Organizers and activists across Lower Manhattan are currently waging a staunch opposition to development projects, such as the Howard Hughes Corporation’s proposed high-rise tower at 250 Water Street. The Hughes project would be built on top of a toxic superfund site. Under the developer’s plan, around 30 percent of its units would be affordable housing under the city’s Mandatory Inclusionary Housing program.
“We are united and if we stay united, we will have a voice in this town that hasn’t been heard for a long, long time,” said Richard Corman, president of Downtown Independent Democrats.
Emily Hellstrom, a longtime Soho resident and community organizer, agreed.
“The connection between the voters and the elected officials is in deep disrepair,” she said. “The city has been warped and corrupted in ways that are not easy to repair.
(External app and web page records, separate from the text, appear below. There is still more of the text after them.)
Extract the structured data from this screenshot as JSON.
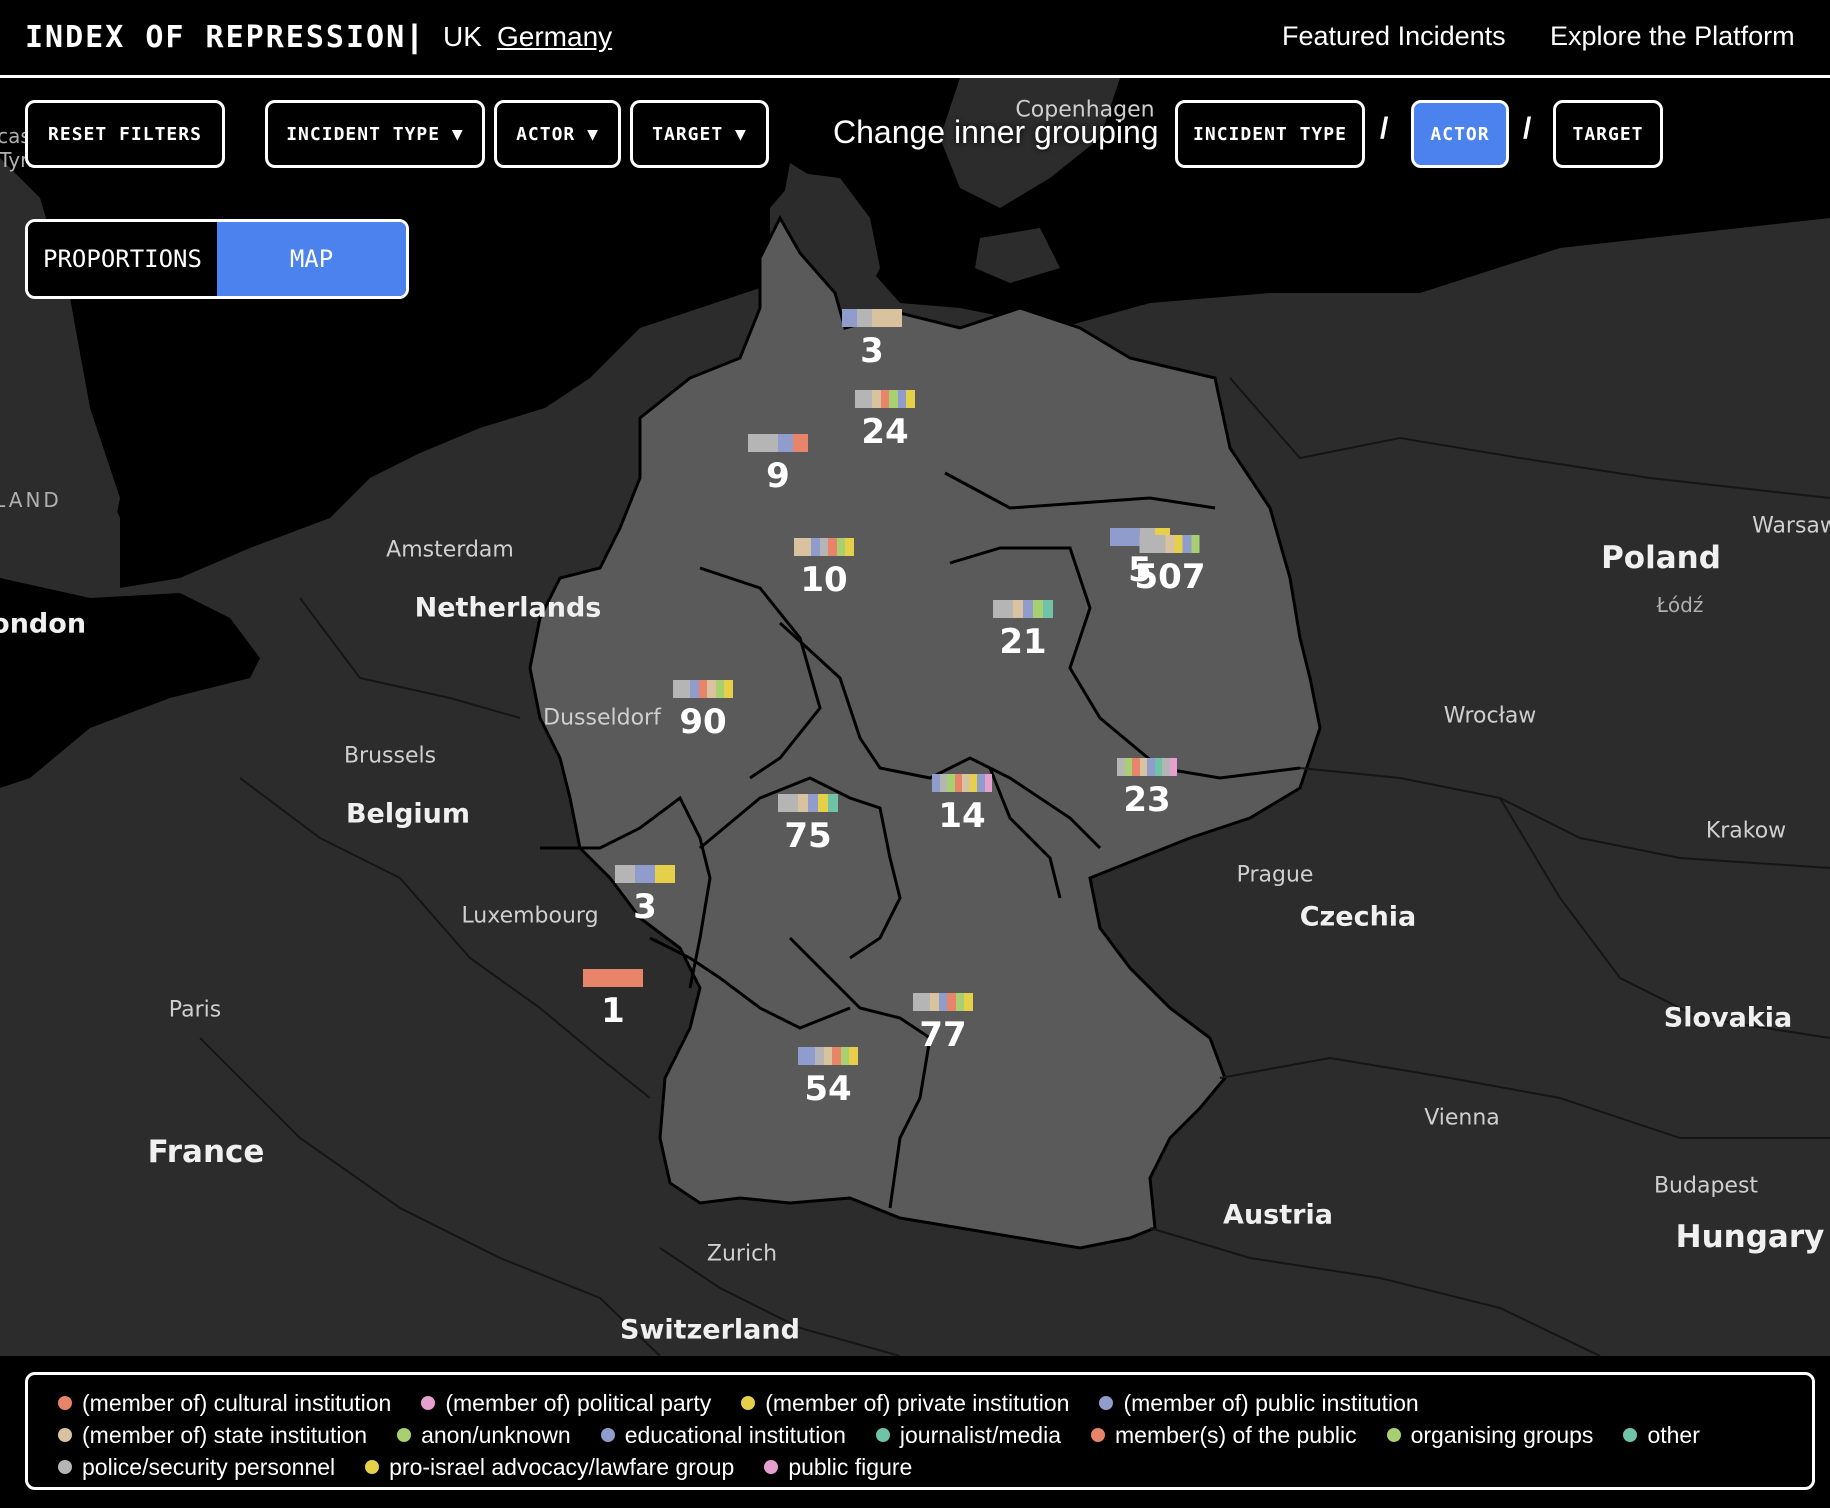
{
  "header": {
    "brand": "INDEX OF REPRESSION",
    "separator": "|",
    "countries": [
      "UK",
      "Germany"
    ],
    "active_country": "Germany",
    "nav": [
      "Featured Incidents",
      "Explore the Platform"
    ]
  },
  "controls": {
    "reset": "RESET FILTERS",
    "filters": [
      "INCIDENT TYPE ▼",
      "ACTOR ▼",
      "TARGET ▼"
    ],
    "change_label": "Change inner grouping",
    "grouping": [
      "INCIDENT TYPE",
      "ACTOR",
      "TARGET"
    ],
    "grouping_active": "ACTOR",
    "slash": "/",
    "view_toggle": [
      "PROPORTIONS",
      "MAP"
    ],
    "view_active": "MAP"
  },
  "map_labels": {
    "cities": [
      "Copenhagen",
      "Amsterdam",
      "Dusseldorf",
      "Brussels",
      "Luxembourg",
      "Paris",
      "Zurich",
      "Prague",
      "Vienna",
      "Budapest",
      "Wrocław",
      "Łódź",
      "Krakow",
      "Warsaw",
      "London"
    ],
    "countries": [
      "Netherlands",
      "Belgium",
      "France",
      "Switzerland",
      "Austria",
      "Czechia",
      "Poland",
      "Slovakia",
      "Hungary"
    ],
    "fragments": [
      "LAND",
      "cas",
      "Tyn"
    ]
  },
  "regions": [
    {
      "count": "3",
      "segments": [
        "#8f9ccc",
        "#b5b5b5",
        "#d9c2a0",
        "#d9c2a0"
      ]
    },
    {
      "count": "24",
      "segments": [
        "#b5b5b5",
        "#b5b5b5",
        "#d9c2a0",
        "#e8846a",
        "#a8d070",
        "#8f9ccc",
        "#e6d04a"
      ]
    },
    {
      "count": "9",
      "segments": [
        "#b5b5b5",
        "#b5b5b5",
        "#8f9ccc",
        "#e8846a"
      ]
    },
    {
      "count": "10",
      "segments": [
        "#d9c2a0",
        "#d9c2a0",
        "#8f9ccc",
        "#b5b5b5",
        "#e8846a",
        "#a8d070",
        "#e6d04a"
      ]
    },
    {
      "count": "5",
      "segments": [
        "#8f9ccc",
        "#8f9ccc",
        "#b5b5b5",
        "#e6d04a"
      ]
    },
    {
      "count": "507",
      "segments": [
        "#b5b5b5",
        "#b5b5b5",
        "#b5b5b5",
        "#d9c2a0",
        "#e6d04a",
        "#8f9ccc",
        "#a8d070"
      ]
    },
    {
      "count": "21",
      "segments": [
        "#b5b5b5",
        "#b5b5b5",
        "#d9c2a0",
        "#8f9ccc",
        "#a8d070",
        "#6fc4a8"
      ]
    },
    {
      "count": "90",
      "segments": [
        "#b5b5b5",
        "#b5b5b5",
        "#8f9ccc",
        "#e8846a",
        "#d9c2a0",
        "#a8d070",
        "#e6d04a"
      ]
    },
    {
      "count": "75",
      "segments": [
        "#b5b5b5",
        "#b5b5b5",
        "#d9c2a0",
        "#8f9ccc",
        "#e6d04a",
        "#6fc4a8"
      ]
    },
    {
      "count": "14",
      "segments": [
        "#8f9ccc",
        "#b5b5b5",
        "#a8d070",
        "#e8846a",
        "#d9c2a0",
        "#e6d04a",
        "#8f9ccc",
        "#e6a0d0"
      ]
    },
    {
      "count": "23",
      "segments": [
        "#b5b5b5",
        "#a8d070",
        "#e8846a",
        "#d9c2a0",
        "#8f9ccc",
        "#6fc4a8",
        "#b5b5b5",
        "#e6a0d0"
      ]
    },
    {
      "count": "3",
      "segments": [
        "#b5b5b5",
        "#8f9ccc",
        "#e6d04a"
      ]
    },
    {
      "count": "1",
      "segments": [
        "#e8846a"
      ]
    },
    {
      "count": "77",
      "segments": [
        "#b5b5b5",
        "#b5b5b5",
        "#d9c2a0",
        "#8f9ccc",
        "#e8846a",
        "#a8d070",
        "#e6d04a"
      ]
    },
    {
      "count": "54",
      "segments": [
        "#8f9ccc",
        "#8f9ccc",
        "#b5b5b5",
        "#d9c2a0",
        "#e8846a",
        "#a8d070",
        "#e6d04a"
      ]
    }
  ],
  "legend": [
    {
      "label": "(member of) cultural institution",
      "color": "#e8846a"
    },
    {
      "label": "(member of) political party",
      "color": "#e6a0d0"
    },
    {
      "label": "(member of) private institution",
      "color": "#e6d04a"
    },
    {
      "label": "(member of) public institution",
      "color": "#8f9ccc"
    },
    {
      "label": "(member of) state institution",
      "color": "#d9c2a0"
    },
    {
      "label": "anon/unknown",
      "color": "#a8d070"
    },
    {
      "label": "educational institution",
      "color": "#8f9ccc"
    },
    {
      "label": "journalist/media",
      "color": "#6fc4a8"
    },
    {
      "label": "member(s) of the public",
      "color": "#e8846a"
    },
    {
      "label": "organising groups",
      "color": "#a8d070"
    },
    {
      "label": "other",
      "color": "#6fc4a8"
    },
    {
      "label": "police/security personnel",
      "color": "#b5b5b5"
    },
    {
      "label": "pro-israel advocacy/lawfare group",
      "color": "#e6d04a"
    },
    {
      "label": "public figure",
      "color": "#e6a0d0"
    }
  ],
  "colors": {
    "accent": "#4c82ee",
    "germany_fill": "#5a5a5a",
    "land": "#2c2c2c",
    "sea": "#000000"
  }
}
There’s a severe disconnect with how people want their neighborhoods to look — affordable, creative, accessible, with flourishing small businesses and integrated public schools.”
Hellstrom first met Marte in 2013 at the beginnings of his activist days, when he attended a meeting at the Elizabeth Street Garden to save the threatened green space.
“He walked in through those gates,” she recalled, “and he said four simple words. He said, ‘How can I help?'”
What’s special about Marte, according to many who were in attendance, is his commitment to listening and engaging with everyone in the room.
“He attends every local meeting, and listens to not just local leaders but local residents,” said Kenny Wind, the treasurer of the Grand Street Democrats.
There was strong energy on the crisp fall morning as the rally ended and neighbors, activists and organizers fanned out across Lower Manhattan to campaign for their candidate, Christopher Marte.